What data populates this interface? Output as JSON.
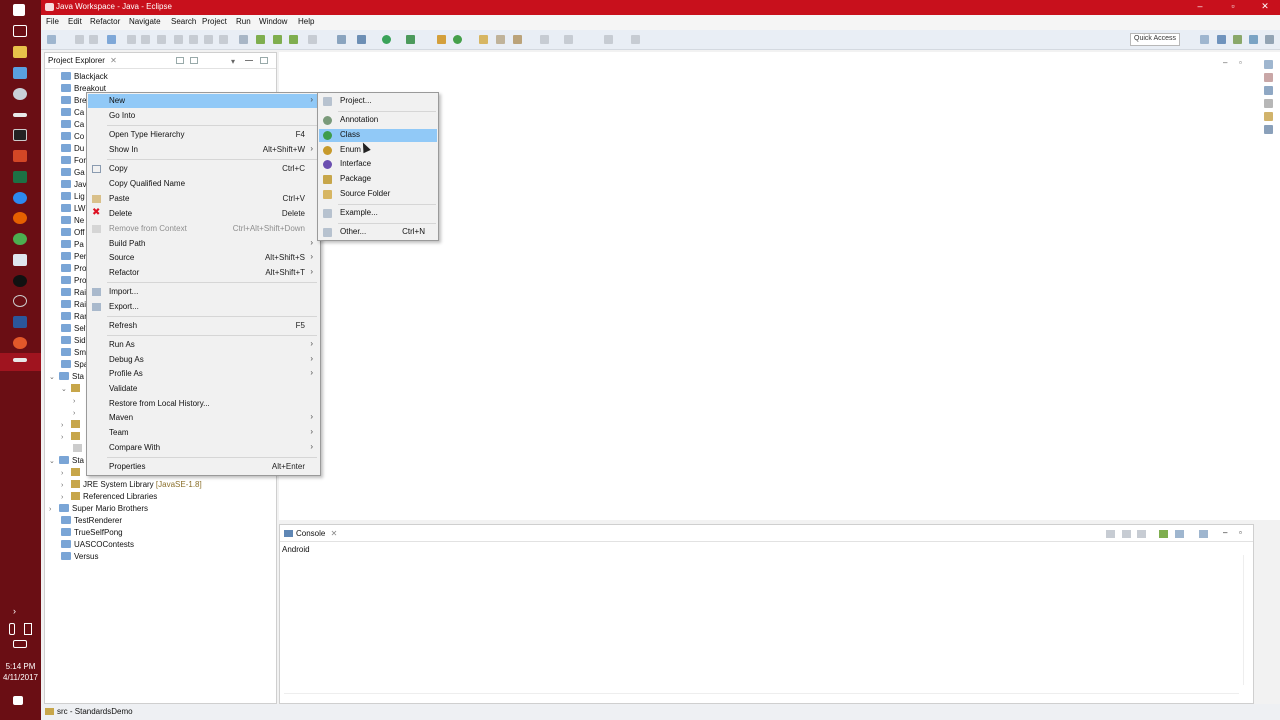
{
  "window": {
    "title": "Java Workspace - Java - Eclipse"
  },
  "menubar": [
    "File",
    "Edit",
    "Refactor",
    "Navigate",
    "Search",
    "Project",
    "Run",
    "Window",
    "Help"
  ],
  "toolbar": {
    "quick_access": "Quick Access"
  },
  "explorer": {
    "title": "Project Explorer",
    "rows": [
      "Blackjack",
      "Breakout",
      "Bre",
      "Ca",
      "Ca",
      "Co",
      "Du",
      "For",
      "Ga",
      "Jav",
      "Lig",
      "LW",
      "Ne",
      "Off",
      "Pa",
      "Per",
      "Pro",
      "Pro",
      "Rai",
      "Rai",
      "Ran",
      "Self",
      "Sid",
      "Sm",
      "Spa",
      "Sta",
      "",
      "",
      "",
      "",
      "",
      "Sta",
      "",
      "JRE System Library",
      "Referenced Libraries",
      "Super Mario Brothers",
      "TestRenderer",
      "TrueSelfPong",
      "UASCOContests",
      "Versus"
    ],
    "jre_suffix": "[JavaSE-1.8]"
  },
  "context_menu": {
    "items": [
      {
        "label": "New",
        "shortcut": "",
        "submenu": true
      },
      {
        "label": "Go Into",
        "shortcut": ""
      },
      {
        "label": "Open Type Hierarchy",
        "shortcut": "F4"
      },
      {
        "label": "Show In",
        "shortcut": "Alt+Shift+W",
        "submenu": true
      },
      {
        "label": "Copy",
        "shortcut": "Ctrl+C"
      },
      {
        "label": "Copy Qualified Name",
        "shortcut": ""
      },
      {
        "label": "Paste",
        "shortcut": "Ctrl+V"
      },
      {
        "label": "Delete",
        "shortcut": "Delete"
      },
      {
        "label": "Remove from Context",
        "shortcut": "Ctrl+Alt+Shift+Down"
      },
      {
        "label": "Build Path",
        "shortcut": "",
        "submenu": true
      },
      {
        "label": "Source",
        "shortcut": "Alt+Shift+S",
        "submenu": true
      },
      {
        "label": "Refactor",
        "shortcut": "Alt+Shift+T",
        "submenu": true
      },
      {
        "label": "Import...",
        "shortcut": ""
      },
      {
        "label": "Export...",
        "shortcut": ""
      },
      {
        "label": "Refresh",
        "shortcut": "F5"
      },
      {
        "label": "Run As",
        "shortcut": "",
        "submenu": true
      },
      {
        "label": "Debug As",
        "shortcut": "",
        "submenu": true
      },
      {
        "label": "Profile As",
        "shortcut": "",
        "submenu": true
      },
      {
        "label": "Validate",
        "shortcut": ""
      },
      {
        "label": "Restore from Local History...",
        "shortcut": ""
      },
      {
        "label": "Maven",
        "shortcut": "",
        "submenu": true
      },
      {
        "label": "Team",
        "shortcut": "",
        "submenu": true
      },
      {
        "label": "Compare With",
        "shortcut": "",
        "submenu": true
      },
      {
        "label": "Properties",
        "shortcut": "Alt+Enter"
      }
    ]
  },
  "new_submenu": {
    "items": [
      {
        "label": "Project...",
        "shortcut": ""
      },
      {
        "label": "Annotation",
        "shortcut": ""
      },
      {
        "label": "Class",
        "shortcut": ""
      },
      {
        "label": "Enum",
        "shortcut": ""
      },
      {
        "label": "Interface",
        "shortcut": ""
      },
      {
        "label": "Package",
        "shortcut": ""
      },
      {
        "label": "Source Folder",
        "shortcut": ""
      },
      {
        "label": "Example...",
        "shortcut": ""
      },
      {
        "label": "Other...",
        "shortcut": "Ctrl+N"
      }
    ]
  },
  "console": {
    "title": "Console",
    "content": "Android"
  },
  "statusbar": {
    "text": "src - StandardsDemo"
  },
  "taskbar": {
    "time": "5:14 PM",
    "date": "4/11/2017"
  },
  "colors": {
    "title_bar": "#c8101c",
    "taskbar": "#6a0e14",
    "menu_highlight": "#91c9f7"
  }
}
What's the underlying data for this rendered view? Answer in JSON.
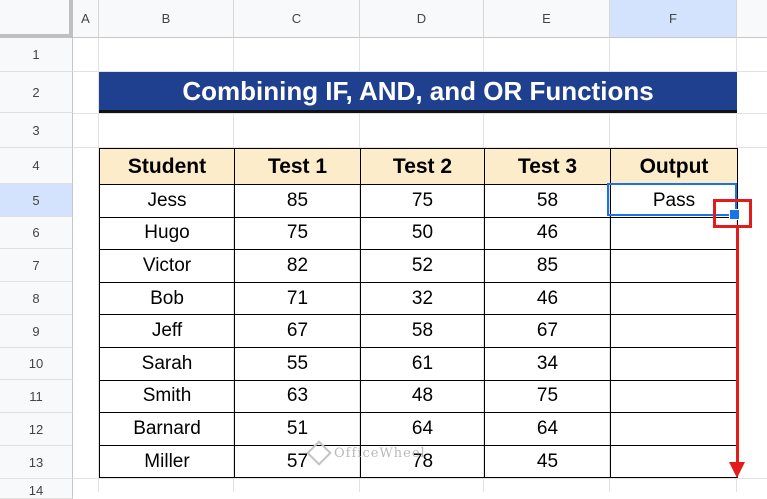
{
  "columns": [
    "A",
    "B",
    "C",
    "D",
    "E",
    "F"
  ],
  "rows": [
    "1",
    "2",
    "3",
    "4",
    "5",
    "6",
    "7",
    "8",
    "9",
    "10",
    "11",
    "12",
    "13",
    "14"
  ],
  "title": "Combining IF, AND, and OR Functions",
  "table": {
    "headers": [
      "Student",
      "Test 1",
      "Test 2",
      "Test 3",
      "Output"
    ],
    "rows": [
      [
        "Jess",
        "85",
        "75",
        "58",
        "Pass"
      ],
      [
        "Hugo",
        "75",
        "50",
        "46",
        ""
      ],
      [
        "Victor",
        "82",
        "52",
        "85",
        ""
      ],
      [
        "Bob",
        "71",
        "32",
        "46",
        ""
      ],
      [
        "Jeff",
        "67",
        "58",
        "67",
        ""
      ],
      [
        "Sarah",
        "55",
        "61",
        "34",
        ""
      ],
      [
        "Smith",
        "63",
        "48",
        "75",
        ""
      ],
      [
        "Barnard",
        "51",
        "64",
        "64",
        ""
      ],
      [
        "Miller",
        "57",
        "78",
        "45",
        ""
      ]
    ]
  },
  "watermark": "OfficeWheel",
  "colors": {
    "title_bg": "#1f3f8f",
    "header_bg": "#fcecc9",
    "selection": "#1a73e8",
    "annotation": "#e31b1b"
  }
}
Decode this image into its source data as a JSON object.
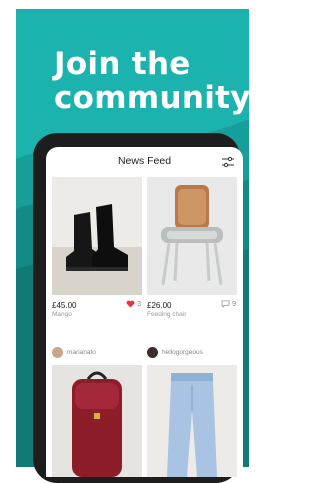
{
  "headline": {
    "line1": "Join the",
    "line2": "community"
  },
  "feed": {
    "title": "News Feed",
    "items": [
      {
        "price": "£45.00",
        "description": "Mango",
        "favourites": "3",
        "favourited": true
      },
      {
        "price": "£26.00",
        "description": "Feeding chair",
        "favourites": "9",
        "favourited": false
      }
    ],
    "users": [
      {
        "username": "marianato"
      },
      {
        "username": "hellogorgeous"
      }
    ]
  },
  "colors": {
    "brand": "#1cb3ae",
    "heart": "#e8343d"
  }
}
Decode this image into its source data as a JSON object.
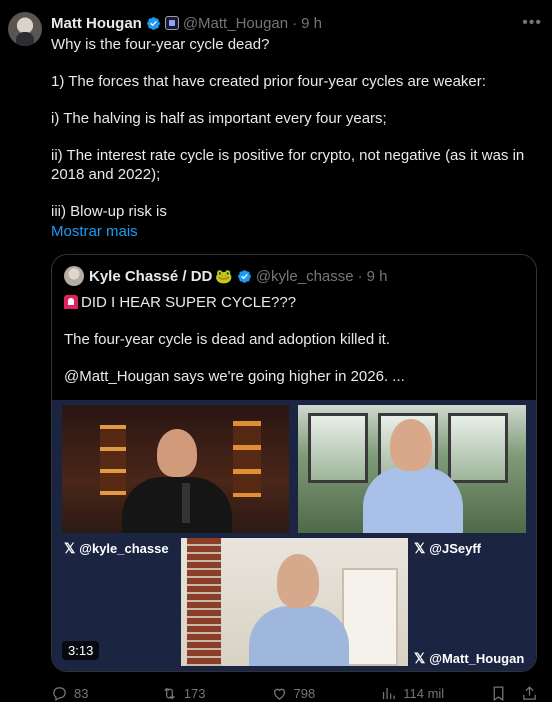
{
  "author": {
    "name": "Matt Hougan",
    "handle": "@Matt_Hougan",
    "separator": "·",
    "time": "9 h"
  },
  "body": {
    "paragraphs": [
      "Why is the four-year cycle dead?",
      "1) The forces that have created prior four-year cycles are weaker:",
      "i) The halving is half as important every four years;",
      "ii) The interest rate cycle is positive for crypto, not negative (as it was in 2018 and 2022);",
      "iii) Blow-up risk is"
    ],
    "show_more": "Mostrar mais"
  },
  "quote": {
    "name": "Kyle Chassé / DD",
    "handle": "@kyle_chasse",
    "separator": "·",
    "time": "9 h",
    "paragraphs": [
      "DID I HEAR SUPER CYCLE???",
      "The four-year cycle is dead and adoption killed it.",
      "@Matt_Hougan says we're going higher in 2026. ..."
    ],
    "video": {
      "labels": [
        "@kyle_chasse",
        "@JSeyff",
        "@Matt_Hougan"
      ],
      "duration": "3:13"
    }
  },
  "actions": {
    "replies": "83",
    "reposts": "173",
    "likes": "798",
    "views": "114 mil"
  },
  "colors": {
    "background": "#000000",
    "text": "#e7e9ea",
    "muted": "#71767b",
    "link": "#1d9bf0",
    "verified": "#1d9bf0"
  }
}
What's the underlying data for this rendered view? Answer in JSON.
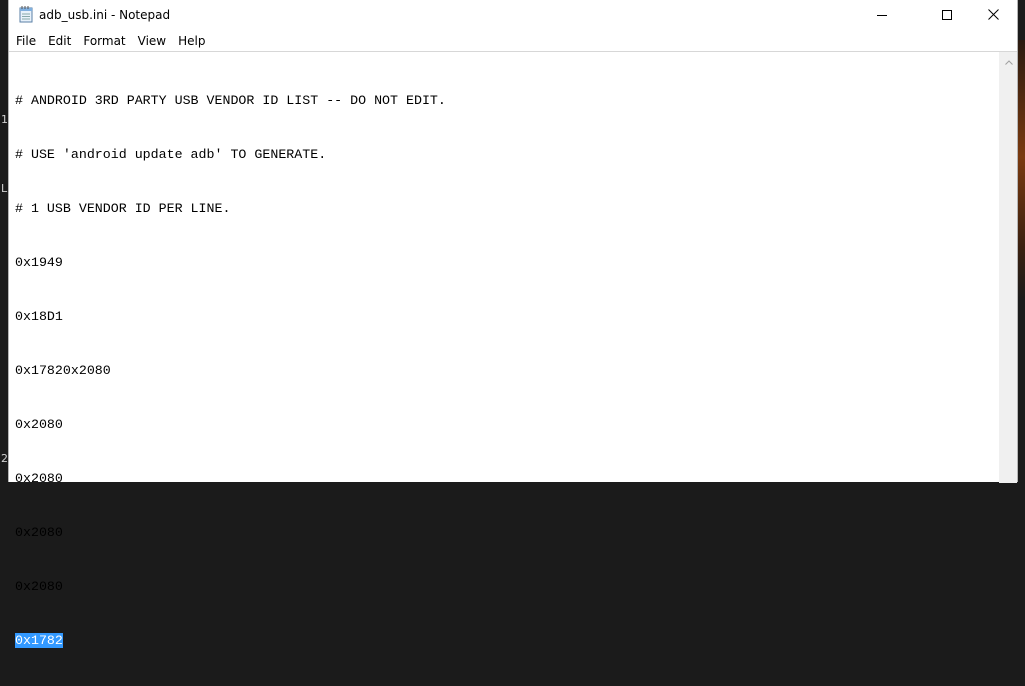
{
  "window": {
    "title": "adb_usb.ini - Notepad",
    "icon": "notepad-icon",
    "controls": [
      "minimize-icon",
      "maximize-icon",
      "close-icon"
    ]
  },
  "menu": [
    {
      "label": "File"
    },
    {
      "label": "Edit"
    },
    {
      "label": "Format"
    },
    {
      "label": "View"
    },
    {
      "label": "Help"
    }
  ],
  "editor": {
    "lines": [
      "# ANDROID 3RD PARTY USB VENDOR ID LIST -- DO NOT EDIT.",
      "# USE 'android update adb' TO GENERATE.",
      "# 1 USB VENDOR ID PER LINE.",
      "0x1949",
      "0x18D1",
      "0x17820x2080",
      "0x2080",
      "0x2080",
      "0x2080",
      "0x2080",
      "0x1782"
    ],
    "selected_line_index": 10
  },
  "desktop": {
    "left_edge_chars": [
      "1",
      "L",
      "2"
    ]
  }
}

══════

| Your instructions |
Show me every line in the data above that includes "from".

| Result of the task |
        "label": "Remove from Context",
        "label": "Restore from Local History...",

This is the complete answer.